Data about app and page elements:
++++++++++

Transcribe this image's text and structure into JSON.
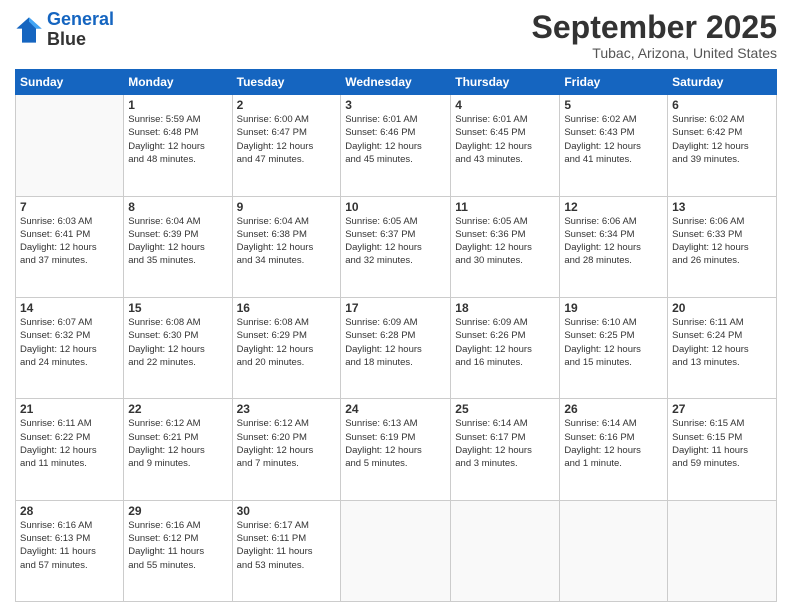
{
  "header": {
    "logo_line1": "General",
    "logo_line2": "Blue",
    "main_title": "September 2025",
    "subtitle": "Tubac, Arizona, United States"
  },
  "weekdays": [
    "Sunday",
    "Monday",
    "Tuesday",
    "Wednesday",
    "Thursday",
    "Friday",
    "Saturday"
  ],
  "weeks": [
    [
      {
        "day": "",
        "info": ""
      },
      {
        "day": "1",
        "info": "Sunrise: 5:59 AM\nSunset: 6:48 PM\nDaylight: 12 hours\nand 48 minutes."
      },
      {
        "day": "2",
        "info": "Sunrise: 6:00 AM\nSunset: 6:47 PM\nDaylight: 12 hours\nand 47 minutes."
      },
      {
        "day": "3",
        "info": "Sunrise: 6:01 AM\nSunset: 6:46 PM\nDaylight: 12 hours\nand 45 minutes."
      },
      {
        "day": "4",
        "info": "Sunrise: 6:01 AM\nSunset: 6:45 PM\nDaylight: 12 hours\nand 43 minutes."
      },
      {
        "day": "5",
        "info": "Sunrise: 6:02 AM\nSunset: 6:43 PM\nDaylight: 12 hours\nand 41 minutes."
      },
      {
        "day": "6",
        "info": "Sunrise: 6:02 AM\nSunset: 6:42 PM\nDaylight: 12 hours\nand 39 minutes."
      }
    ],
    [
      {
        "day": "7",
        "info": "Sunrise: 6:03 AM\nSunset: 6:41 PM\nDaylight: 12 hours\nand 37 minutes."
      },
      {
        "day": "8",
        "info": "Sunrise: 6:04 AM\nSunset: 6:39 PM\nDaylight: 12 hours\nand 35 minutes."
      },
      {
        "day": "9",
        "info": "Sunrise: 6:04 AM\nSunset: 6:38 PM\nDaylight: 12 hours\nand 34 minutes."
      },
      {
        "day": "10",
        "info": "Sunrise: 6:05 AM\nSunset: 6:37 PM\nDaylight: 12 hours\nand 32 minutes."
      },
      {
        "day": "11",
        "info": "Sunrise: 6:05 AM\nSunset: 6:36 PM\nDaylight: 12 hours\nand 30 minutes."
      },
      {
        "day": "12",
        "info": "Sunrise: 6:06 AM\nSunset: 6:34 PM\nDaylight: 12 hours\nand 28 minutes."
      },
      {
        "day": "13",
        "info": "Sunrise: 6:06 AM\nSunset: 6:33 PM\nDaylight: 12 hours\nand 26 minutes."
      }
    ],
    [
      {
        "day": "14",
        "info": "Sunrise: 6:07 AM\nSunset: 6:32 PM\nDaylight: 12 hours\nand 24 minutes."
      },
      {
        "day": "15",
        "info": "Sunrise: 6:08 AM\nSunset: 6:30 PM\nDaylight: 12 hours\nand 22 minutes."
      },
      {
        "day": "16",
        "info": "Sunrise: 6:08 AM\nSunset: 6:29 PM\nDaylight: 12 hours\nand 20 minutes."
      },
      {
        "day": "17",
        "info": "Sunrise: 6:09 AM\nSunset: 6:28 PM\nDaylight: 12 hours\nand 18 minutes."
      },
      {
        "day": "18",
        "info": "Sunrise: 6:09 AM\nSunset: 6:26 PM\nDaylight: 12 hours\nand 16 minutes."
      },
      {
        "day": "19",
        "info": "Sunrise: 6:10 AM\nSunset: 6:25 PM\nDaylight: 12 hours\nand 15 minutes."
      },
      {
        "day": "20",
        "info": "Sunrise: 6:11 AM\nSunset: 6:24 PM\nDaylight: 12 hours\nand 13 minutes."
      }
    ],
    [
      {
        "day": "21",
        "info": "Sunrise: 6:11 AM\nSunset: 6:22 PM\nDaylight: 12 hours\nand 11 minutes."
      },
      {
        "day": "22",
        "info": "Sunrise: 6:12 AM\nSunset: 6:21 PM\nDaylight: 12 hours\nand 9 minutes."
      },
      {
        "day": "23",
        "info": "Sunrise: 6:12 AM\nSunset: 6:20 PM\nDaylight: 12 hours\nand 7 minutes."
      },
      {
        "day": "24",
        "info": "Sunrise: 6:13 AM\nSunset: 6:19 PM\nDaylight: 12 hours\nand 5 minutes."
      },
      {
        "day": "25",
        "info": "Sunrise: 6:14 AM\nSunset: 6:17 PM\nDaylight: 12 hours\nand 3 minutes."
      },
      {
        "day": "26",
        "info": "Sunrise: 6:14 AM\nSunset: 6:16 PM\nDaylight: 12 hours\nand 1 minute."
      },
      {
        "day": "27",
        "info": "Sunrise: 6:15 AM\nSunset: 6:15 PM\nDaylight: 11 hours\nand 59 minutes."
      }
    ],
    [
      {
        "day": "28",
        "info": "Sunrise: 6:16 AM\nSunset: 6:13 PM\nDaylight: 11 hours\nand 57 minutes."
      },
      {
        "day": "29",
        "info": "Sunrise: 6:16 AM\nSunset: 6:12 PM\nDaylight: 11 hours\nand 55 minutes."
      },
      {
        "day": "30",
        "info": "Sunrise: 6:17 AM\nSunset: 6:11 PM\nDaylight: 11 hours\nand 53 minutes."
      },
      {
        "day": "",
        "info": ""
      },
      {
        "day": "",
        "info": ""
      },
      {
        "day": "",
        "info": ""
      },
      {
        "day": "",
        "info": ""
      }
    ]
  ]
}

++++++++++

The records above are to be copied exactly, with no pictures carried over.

Transcribe this image's text and structure into JSON.
{
  "header": {
    "logo_line1": "General",
    "logo_line2": "Blue",
    "main_title": "September 2025",
    "subtitle": "Tubac, Arizona, United States"
  },
  "weekdays": [
    "Sunday",
    "Monday",
    "Tuesday",
    "Wednesday",
    "Thursday",
    "Friday",
    "Saturday"
  ],
  "weeks": [
    [
      {
        "day": "",
        "info": ""
      },
      {
        "day": "1",
        "info": "Sunrise: 5:59 AM\nSunset: 6:48 PM\nDaylight: 12 hours\nand 48 minutes."
      },
      {
        "day": "2",
        "info": "Sunrise: 6:00 AM\nSunset: 6:47 PM\nDaylight: 12 hours\nand 47 minutes."
      },
      {
        "day": "3",
        "info": "Sunrise: 6:01 AM\nSunset: 6:46 PM\nDaylight: 12 hours\nand 45 minutes."
      },
      {
        "day": "4",
        "info": "Sunrise: 6:01 AM\nSunset: 6:45 PM\nDaylight: 12 hours\nand 43 minutes."
      },
      {
        "day": "5",
        "info": "Sunrise: 6:02 AM\nSunset: 6:43 PM\nDaylight: 12 hours\nand 41 minutes."
      },
      {
        "day": "6",
        "info": "Sunrise: 6:02 AM\nSunset: 6:42 PM\nDaylight: 12 hours\nand 39 minutes."
      }
    ],
    [
      {
        "day": "7",
        "info": "Sunrise: 6:03 AM\nSunset: 6:41 PM\nDaylight: 12 hours\nand 37 minutes."
      },
      {
        "day": "8",
        "info": "Sunrise: 6:04 AM\nSunset: 6:39 PM\nDaylight: 12 hours\nand 35 minutes."
      },
      {
        "day": "9",
        "info": "Sunrise: 6:04 AM\nSunset: 6:38 PM\nDaylight: 12 hours\nand 34 minutes."
      },
      {
        "day": "10",
        "info": "Sunrise: 6:05 AM\nSunset: 6:37 PM\nDaylight: 12 hours\nand 32 minutes."
      },
      {
        "day": "11",
        "info": "Sunrise: 6:05 AM\nSunset: 6:36 PM\nDaylight: 12 hours\nand 30 minutes."
      },
      {
        "day": "12",
        "info": "Sunrise: 6:06 AM\nSunset: 6:34 PM\nDaylight: 12 hours\nand 28 minutes."
      },
      {
        "day": "13",
        "info": "Sunrise: 6:06 AM\nSunset: 6:33 PM\nDaylight: 12 hours\nand 26 minutes."
      }
    ],
    [
      {
        "day": "14",
        "info": "Sunrise: 6:07 AM\nSunset: 6:32 PM\nDaylight: 12 hours\nand 24 minutes."
      },
      {
        "day": "15",
        "info": "Sunrise: 6:08 AM\nSunset: 6:30 PM\nDaylight: 12 hours\nand 22 minutes."
      },
      {
        "day": "16",
        "info": "Sunrise: 6:08 AM\nSunset: 6:29 PM\nDaylight: 12 hours\nand 20 minutes."
      },
      {
        "day": "17",
        "info": "Sunrise: 6:09 AM\nSunset: 6:28 PM\nDaylight: 12 hours\nand 18 minutes."
      },
      {
        "day": "18",
        "info": "Sunrise: 6:09 AM\nSunset: 6:26 PM\nDaylight: 12 hours\nand 16 minutes."
      },
      {
        "day": "19",
        "info": "Sunrise: 6:10 AM\nSunset: 6:25 PM\nDaylight: 12 hours\nand 15 minutes."
      },
      {
        "day": "20",
        "info": "Sunrise: 6:11 AM\nSunset: 6:24 PM\nDaylight: 12 hours\nand 13 minutes."
      }
    ],
    [
      {
        "day": "21",
        "info": "Sunrise: 6:11 AM\nSunset: 6:22 PM\nDaylight: 12 hours\nand 11 minutes."
      },
      {
        "day": "22",
        "info": "Sunrise: 6:12 AM\nSunset: 6:21 PM\nDaylight: 12 hours\nand 9 minutes."
      },
      {
        "day": "23",
        "info": "Sunrise: 6:12 AM\nSunset: 6:20 PM\nDaylight: 12 hours\nand 7 minutes."
      },
      {
        "day": "24",
        "info": "Sunrise: 6:13 AM\nSunset: 6:19 PM\nDaylight: 12 hours\nand 5 minutes."
      },
      {
        "day": "25",
        "info": "Sunrise: 6:14 AM\nSunset: 6:17 PM\nDaylight: 12 hours\nand 3 minutes."
      },
      {
        "day": "26",
        "info": "Sunrise: 6:14 AM\nSunset: 6:16 PM\nDaylight: 12 hours\nand 1 minute."
      },
      {
        "day": "27",
        "info": "Sunrise: 6:15 AM\nSunset: 6:15 PM\nDaylight: 11 hours\nand 59 minutes."
      }
    ],
    [
      {
        "day": "28",
        "info": "Sunrise: 6:16 AM\nSunset: 6:13 PM\nDaylight: 11 hours\nand 57 minutes."
      },
      {
        "day": "29",
        "info": "Sunrise: 6:16 AM\nSunset: 6:12 PM\nDaylight: 11 hours\nand 55 minutes."
      },
      {
        "day": "30",
        "info": "Sunrise: 6:17 AM\nSunset: 6:11 PM\nDaylight: 11 hours\nand 53 minutes."
      },
      {
        "day": "",
        "info": ""
      },
      {
        "day": "",
        "info": ""
      },
      {
        "day": "",
        "info": ""
      },
      {
        "day": "",
        "info": ""
      }
    ]
  ]
}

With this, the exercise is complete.